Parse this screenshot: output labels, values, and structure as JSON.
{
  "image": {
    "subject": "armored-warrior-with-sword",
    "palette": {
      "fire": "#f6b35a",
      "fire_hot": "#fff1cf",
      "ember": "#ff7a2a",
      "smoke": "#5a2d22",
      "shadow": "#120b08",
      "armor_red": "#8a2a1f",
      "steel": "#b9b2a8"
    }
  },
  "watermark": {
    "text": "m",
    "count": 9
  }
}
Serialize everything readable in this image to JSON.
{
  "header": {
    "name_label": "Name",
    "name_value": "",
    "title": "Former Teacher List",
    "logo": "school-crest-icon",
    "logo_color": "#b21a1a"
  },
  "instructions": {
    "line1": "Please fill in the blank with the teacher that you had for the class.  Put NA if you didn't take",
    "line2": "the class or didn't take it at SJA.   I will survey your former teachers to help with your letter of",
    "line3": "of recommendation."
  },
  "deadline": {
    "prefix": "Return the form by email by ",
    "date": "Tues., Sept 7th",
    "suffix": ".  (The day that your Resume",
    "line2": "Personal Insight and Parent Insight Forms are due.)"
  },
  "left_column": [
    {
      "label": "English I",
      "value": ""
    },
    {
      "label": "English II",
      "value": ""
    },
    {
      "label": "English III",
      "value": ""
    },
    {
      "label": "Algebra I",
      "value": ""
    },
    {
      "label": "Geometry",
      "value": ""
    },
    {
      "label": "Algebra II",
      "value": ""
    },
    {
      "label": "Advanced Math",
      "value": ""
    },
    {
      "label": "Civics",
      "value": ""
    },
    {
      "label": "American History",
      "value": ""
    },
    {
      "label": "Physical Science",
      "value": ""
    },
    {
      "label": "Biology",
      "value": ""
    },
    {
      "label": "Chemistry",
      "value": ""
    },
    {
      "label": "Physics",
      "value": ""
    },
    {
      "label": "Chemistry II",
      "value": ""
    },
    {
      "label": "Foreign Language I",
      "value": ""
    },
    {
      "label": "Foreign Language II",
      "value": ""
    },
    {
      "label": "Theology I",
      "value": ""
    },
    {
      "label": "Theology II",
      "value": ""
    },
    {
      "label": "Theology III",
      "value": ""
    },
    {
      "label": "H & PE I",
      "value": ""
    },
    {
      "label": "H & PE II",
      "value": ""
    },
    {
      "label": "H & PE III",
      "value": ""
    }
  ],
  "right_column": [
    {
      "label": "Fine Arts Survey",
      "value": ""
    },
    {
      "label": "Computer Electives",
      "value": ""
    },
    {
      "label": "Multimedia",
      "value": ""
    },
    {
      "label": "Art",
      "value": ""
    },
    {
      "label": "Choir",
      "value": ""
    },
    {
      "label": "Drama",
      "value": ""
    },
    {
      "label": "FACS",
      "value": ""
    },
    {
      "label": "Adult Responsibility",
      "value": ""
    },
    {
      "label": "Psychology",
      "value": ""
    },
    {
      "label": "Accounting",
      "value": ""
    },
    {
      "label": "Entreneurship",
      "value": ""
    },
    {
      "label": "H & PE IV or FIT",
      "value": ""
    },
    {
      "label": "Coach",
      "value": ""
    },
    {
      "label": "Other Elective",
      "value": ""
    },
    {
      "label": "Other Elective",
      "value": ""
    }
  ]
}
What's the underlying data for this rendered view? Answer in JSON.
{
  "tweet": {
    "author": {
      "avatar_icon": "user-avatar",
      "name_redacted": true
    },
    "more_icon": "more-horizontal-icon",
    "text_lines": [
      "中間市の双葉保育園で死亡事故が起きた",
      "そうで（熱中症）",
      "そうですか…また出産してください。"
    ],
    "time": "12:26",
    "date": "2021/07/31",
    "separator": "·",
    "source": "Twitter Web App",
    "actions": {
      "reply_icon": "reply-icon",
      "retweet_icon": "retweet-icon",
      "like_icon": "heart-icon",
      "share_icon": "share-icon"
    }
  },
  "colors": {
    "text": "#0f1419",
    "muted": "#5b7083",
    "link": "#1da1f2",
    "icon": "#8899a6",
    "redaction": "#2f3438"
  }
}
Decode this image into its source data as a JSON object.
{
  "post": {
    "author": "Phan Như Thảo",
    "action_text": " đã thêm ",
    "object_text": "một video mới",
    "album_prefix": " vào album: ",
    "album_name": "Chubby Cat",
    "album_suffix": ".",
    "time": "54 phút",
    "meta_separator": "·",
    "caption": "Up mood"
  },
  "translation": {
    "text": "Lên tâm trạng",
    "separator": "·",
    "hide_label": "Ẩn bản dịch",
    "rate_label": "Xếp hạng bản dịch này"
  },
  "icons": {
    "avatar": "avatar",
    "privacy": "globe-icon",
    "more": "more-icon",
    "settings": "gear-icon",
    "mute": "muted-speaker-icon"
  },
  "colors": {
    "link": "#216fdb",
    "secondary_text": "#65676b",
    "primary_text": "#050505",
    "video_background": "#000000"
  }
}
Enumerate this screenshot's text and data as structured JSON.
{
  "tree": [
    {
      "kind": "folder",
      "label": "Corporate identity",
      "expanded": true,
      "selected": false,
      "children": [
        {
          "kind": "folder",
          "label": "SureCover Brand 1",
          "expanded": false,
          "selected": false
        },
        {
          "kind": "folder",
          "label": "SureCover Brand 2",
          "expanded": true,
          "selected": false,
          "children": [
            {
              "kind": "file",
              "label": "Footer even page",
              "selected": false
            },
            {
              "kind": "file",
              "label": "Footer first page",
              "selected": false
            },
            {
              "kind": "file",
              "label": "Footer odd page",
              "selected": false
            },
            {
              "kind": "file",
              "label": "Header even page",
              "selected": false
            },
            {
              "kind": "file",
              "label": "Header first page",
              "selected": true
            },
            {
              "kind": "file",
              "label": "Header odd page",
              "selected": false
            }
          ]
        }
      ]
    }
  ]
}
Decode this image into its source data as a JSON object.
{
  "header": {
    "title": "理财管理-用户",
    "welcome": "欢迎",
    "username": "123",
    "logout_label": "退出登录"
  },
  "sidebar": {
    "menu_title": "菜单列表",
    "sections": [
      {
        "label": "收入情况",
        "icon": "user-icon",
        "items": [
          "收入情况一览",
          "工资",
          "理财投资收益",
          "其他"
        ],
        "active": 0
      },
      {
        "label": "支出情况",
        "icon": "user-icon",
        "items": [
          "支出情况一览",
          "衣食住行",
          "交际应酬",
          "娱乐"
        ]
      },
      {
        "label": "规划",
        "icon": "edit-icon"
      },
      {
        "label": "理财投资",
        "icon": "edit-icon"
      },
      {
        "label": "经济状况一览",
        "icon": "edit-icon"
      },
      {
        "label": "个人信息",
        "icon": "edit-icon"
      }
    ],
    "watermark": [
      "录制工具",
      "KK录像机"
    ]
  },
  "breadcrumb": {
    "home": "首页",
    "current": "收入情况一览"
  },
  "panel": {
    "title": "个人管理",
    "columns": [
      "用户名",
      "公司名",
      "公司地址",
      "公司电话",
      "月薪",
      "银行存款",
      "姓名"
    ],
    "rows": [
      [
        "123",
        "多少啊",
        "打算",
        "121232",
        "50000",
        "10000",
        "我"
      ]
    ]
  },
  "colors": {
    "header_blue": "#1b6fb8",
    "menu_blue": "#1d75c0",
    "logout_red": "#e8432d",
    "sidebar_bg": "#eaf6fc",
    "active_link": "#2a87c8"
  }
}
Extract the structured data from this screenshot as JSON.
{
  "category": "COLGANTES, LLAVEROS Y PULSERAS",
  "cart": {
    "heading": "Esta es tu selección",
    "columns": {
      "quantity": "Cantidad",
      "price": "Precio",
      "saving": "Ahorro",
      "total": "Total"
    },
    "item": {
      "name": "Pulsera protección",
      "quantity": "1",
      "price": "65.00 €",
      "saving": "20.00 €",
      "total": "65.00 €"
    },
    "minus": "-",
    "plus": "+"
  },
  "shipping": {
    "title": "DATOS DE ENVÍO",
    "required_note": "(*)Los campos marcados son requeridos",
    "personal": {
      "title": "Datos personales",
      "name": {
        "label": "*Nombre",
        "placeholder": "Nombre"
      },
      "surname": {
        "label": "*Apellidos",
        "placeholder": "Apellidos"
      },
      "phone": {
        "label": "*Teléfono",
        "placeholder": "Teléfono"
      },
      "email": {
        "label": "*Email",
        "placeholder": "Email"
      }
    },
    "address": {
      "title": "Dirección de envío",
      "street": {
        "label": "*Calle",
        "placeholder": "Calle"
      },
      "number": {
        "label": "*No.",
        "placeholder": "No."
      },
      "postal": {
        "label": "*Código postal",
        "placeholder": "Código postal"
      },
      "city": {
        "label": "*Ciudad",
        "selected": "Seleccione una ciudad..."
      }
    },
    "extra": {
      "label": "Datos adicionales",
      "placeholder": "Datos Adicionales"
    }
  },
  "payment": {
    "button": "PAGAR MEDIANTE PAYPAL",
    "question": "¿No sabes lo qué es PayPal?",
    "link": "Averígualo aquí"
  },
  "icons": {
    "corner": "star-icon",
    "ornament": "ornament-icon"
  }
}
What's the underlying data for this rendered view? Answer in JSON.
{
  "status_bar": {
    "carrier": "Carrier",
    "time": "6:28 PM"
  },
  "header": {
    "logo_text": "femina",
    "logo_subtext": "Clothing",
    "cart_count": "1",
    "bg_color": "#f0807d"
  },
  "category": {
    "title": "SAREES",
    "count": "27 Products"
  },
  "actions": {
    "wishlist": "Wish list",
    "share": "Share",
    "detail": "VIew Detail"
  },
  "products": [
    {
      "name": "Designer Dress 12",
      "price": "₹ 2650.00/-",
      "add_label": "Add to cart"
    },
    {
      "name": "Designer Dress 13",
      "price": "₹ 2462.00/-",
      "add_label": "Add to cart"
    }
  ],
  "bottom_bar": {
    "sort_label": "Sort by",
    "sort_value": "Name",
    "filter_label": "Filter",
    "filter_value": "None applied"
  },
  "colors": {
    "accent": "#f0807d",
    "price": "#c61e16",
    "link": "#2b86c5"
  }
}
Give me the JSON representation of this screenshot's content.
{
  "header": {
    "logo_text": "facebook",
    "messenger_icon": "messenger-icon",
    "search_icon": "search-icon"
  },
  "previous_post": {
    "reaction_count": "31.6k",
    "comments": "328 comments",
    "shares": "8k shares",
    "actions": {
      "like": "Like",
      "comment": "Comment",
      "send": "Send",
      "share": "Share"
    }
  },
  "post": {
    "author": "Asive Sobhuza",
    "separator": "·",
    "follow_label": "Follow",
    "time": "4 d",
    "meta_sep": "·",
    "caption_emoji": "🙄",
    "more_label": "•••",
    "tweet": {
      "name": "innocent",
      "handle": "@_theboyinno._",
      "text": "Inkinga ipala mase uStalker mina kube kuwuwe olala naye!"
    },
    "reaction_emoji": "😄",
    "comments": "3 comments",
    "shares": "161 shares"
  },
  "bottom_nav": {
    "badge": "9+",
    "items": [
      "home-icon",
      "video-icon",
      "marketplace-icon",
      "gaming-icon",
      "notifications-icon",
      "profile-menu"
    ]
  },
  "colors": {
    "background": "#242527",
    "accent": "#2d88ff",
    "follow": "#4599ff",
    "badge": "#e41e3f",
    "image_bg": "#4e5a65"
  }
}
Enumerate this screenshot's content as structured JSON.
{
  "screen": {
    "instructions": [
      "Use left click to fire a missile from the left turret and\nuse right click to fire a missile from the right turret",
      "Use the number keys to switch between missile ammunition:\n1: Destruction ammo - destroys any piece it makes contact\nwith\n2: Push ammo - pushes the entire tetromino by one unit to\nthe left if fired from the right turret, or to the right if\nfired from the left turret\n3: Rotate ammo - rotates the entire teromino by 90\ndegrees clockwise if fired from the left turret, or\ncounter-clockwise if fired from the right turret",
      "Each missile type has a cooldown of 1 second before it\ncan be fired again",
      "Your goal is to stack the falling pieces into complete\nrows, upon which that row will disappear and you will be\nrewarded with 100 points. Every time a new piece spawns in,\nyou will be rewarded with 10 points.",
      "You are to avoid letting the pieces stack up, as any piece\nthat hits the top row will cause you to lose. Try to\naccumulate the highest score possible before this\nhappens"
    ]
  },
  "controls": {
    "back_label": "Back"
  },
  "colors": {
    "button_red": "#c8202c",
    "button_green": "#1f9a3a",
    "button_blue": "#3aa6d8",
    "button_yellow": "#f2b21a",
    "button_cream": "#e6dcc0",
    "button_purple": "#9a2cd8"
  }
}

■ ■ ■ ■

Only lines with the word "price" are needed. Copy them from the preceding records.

      "price": "Precio",
      "price": "65.00 €",
      "price": "₹ 2650.00/-",
      "price": "₹ 2462.00/-",
    "price": "#c61e16",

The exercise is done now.